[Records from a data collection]
* * *
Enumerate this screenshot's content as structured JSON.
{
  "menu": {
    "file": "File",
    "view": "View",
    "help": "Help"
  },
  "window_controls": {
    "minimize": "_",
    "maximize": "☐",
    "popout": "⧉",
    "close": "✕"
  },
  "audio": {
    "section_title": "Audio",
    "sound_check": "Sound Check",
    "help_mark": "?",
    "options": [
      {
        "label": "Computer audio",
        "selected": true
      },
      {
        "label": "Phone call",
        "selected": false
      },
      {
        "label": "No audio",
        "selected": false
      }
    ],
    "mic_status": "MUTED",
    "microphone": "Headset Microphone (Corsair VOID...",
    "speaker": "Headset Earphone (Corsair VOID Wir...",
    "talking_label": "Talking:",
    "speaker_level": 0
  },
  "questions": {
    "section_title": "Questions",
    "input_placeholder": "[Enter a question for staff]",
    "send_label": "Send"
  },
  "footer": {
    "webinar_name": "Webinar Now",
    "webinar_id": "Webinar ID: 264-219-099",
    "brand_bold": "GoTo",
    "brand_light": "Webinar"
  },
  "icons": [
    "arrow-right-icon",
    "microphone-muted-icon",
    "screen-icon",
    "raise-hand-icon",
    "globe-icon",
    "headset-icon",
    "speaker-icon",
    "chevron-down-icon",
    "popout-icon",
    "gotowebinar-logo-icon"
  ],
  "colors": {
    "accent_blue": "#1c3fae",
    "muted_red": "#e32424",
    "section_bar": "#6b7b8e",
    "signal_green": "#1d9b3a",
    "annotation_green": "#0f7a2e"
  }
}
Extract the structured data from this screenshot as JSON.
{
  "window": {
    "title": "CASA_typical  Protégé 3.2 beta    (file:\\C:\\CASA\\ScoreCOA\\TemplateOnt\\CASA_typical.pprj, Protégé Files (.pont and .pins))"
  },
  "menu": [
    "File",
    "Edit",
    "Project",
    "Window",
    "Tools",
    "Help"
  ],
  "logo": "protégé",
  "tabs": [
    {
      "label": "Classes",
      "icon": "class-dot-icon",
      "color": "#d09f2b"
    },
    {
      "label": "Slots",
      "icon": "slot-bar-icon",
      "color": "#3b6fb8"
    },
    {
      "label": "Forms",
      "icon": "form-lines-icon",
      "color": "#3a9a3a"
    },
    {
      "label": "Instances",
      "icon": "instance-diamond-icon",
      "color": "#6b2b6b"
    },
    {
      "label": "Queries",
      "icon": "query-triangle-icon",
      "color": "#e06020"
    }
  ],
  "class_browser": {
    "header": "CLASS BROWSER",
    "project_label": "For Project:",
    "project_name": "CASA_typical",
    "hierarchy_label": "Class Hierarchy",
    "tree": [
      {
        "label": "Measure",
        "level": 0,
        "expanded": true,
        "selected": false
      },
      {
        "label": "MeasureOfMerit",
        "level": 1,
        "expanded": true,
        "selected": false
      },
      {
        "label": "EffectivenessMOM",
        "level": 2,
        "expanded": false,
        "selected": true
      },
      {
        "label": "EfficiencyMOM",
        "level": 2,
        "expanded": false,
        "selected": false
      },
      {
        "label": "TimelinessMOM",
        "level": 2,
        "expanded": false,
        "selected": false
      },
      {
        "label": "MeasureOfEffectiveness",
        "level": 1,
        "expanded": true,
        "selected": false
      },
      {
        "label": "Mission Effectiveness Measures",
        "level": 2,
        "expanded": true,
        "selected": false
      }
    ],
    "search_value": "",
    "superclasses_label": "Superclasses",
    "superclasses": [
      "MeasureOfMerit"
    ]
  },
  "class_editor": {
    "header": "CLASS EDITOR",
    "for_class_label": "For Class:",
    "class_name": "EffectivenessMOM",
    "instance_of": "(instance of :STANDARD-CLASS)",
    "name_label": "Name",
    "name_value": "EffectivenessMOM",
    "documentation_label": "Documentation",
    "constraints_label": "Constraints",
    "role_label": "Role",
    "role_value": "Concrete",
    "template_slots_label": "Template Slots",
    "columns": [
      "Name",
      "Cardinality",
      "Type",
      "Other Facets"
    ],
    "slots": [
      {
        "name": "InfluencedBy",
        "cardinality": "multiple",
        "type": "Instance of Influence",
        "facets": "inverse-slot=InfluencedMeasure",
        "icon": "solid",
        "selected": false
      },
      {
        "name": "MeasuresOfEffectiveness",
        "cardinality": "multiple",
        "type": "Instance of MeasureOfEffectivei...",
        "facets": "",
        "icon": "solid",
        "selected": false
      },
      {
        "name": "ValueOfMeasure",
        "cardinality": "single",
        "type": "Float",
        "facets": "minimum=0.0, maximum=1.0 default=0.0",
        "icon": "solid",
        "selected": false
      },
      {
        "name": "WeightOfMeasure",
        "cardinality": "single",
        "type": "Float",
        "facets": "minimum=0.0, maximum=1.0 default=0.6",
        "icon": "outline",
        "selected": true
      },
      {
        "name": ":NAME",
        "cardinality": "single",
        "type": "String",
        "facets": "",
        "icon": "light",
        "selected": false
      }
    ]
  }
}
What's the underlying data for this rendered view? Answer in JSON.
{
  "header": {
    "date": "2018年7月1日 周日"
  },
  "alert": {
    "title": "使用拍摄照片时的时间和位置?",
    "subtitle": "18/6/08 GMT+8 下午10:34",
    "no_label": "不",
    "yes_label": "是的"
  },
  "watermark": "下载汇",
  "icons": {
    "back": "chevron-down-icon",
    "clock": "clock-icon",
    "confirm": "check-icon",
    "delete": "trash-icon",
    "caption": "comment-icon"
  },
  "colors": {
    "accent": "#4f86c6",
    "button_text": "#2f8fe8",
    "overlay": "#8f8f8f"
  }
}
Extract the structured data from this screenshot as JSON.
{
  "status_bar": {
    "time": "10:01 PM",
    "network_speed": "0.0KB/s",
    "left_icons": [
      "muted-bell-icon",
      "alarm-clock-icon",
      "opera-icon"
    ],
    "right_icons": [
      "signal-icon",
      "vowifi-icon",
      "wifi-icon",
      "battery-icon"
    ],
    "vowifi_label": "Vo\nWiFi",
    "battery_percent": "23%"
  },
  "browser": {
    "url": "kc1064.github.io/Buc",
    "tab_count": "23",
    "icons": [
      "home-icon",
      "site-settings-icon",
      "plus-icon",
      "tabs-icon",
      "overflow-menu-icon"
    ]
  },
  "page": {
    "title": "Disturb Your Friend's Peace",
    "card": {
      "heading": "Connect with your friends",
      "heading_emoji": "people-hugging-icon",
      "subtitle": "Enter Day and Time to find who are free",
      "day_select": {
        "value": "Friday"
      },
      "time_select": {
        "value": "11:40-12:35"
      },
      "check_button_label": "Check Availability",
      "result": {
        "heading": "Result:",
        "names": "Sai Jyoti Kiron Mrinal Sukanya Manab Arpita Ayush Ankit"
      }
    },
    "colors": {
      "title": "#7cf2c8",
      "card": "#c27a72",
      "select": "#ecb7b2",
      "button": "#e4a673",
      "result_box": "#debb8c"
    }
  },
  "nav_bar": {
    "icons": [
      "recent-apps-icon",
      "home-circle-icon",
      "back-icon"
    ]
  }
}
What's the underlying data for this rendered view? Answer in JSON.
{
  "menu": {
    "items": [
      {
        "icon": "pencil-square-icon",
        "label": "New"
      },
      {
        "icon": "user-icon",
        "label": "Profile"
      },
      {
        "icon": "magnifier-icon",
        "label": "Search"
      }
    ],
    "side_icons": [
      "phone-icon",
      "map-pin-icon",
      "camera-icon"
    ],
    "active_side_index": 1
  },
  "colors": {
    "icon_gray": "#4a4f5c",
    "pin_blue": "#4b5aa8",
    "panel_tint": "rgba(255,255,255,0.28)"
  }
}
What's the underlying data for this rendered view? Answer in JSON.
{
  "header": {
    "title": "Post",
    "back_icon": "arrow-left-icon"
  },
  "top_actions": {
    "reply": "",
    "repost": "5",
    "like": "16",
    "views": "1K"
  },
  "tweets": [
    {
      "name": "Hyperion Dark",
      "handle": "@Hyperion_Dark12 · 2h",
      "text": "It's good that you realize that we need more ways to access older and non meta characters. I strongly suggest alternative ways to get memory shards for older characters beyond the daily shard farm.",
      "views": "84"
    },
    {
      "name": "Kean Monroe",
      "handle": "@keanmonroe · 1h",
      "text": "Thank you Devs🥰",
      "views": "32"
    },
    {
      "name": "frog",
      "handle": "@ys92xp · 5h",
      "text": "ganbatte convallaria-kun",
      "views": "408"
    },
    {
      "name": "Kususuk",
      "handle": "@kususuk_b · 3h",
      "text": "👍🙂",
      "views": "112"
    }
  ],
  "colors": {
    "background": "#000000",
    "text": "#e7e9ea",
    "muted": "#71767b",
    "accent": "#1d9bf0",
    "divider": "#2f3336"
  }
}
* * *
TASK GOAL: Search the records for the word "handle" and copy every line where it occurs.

WRITTEN SOLUTION:
      "handle": "@Hyperion_Dark12 · 2h",
      "handle": "@keanmonroe · 1h",
      "handle": "@ys92xp · 5h",
      "handle": "@kususuk_b · 3h",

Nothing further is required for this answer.